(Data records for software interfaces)
§

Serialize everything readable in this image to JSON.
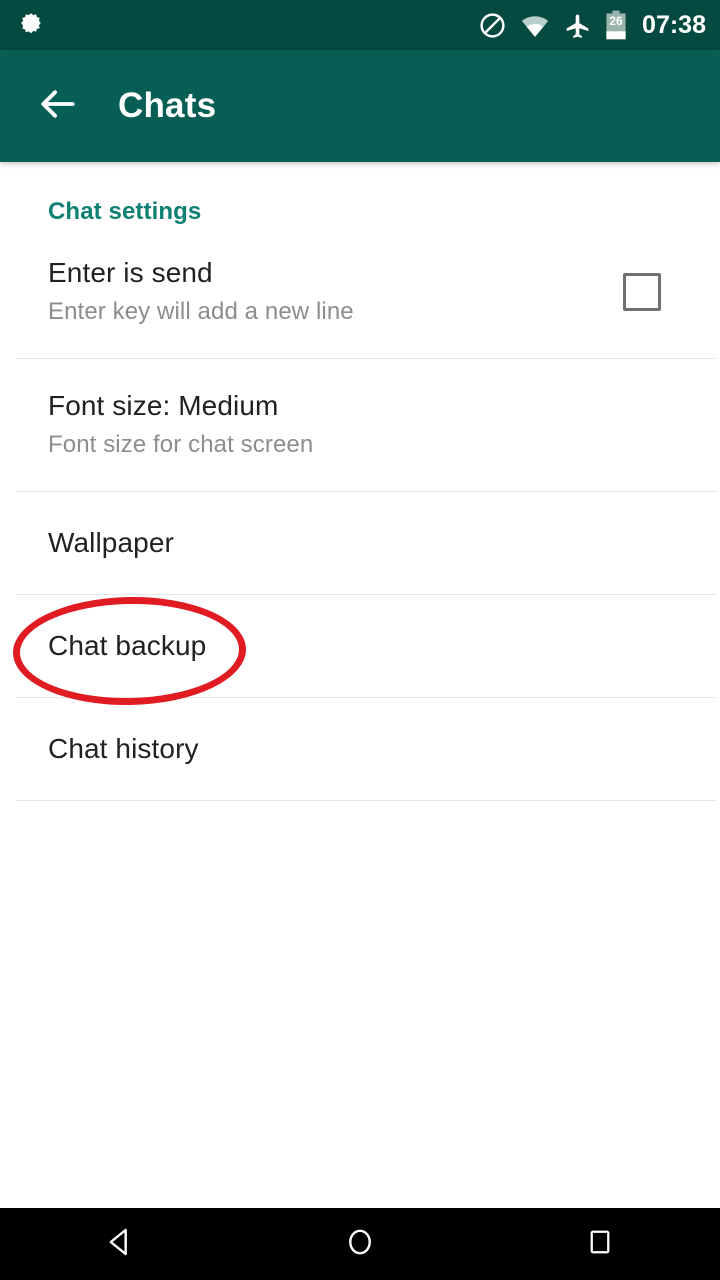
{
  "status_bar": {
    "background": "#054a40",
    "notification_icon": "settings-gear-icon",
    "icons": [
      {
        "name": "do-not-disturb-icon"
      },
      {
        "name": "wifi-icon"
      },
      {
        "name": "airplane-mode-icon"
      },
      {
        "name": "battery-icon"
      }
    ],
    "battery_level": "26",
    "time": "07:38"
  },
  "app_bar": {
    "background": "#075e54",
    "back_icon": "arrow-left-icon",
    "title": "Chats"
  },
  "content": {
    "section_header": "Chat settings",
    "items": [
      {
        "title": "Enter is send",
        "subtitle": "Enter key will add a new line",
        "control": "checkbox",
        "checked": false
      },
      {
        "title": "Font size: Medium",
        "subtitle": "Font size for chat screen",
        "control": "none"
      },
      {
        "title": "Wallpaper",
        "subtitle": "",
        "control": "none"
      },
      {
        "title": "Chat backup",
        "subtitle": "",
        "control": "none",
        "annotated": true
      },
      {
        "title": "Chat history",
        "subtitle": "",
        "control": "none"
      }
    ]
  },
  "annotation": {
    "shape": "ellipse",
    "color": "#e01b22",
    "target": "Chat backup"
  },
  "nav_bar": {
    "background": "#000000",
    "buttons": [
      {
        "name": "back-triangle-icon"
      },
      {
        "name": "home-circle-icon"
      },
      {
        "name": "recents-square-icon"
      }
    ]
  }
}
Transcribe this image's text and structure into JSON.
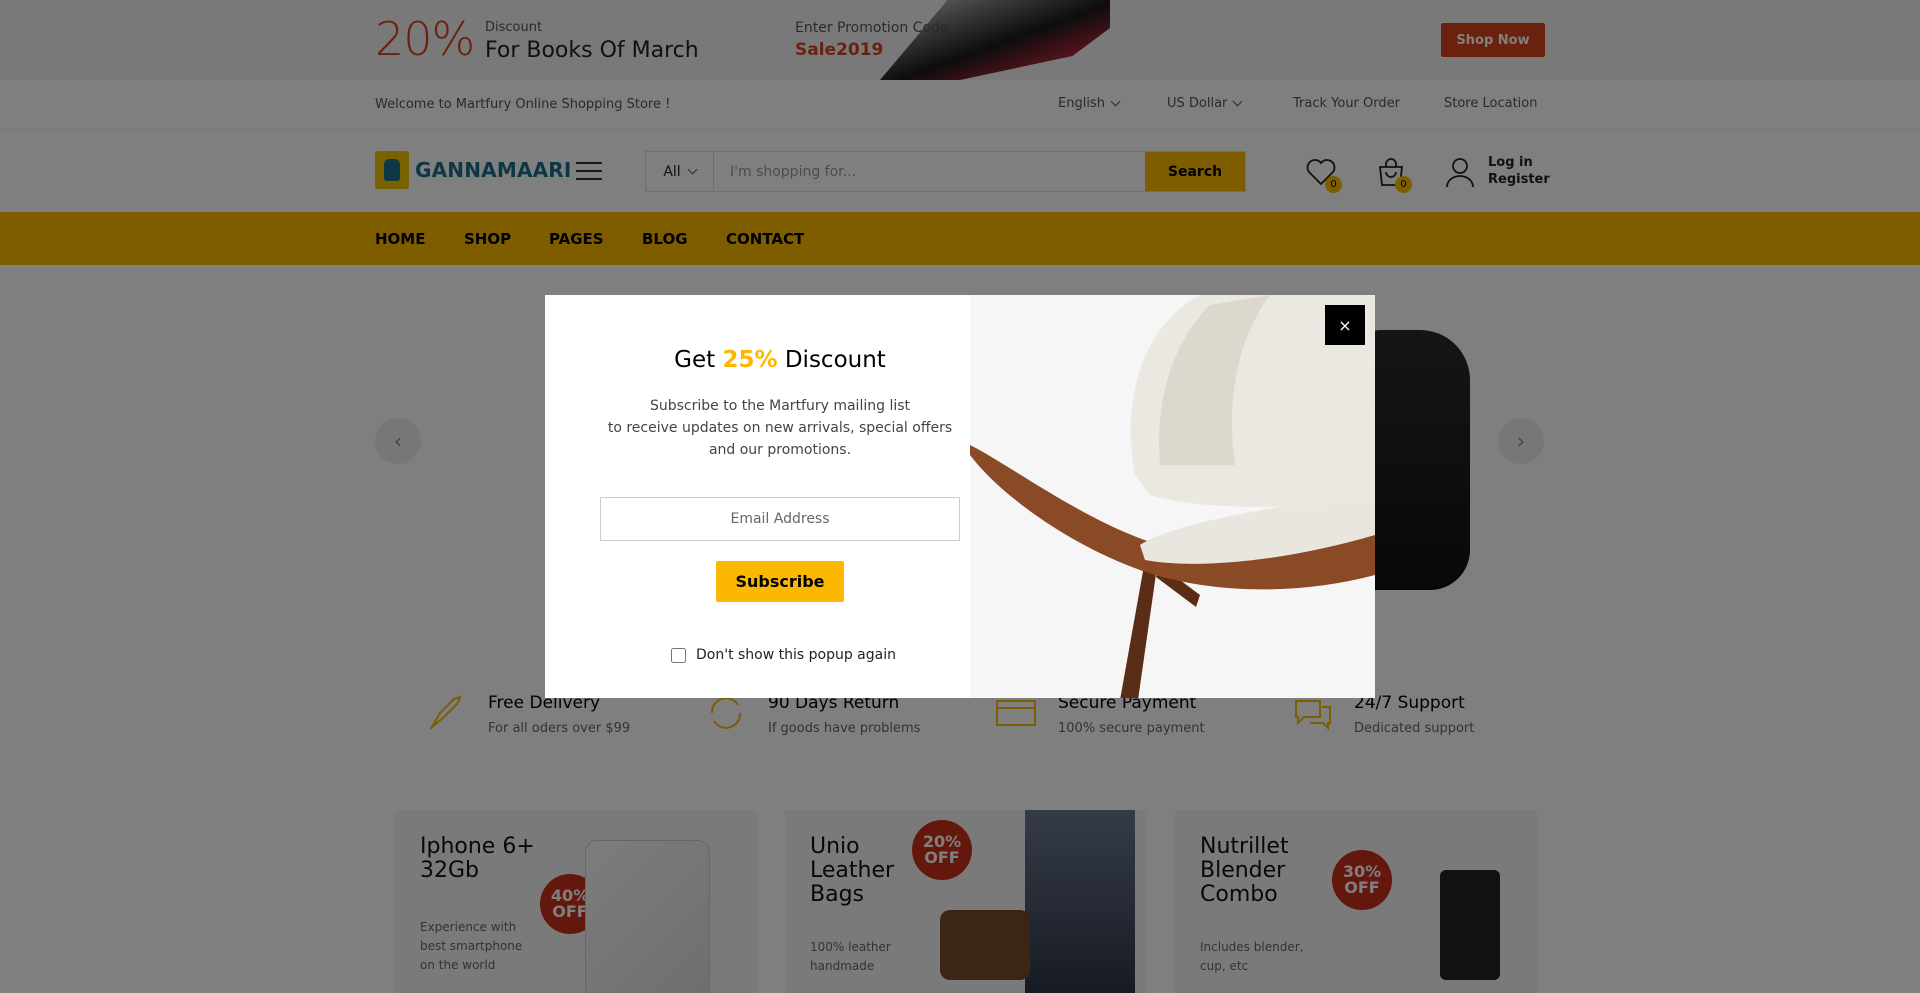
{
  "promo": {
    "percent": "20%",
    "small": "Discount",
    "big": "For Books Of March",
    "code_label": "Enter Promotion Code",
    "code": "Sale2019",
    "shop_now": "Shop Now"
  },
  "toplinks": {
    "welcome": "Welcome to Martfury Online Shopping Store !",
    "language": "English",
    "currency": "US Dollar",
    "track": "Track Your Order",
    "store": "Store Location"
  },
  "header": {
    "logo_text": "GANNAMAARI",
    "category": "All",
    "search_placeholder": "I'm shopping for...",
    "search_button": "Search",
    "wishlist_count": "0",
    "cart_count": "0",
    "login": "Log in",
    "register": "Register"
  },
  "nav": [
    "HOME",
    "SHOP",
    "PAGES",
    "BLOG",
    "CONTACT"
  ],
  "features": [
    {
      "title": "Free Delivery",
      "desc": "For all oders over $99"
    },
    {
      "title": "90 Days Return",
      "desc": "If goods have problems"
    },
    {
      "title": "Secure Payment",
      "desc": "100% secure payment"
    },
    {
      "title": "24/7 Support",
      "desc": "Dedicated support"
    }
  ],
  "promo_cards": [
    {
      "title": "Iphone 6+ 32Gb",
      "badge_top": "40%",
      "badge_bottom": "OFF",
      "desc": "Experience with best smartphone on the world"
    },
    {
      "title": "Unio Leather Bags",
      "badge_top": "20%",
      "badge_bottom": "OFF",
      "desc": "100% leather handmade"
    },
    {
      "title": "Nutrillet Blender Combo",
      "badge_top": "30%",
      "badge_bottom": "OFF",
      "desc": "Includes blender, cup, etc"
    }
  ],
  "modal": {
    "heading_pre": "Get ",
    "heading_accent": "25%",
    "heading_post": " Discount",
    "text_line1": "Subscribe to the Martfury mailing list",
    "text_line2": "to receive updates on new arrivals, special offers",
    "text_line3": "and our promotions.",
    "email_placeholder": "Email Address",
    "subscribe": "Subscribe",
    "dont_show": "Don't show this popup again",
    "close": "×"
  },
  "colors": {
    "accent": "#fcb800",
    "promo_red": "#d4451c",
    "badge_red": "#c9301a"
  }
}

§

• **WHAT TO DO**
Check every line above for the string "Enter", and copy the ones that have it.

• **RESPONSE**
        "title": "Enter is send",
        "subtitle": "Enter key will add a new line",
    "code_label": "Enter Promotion Code",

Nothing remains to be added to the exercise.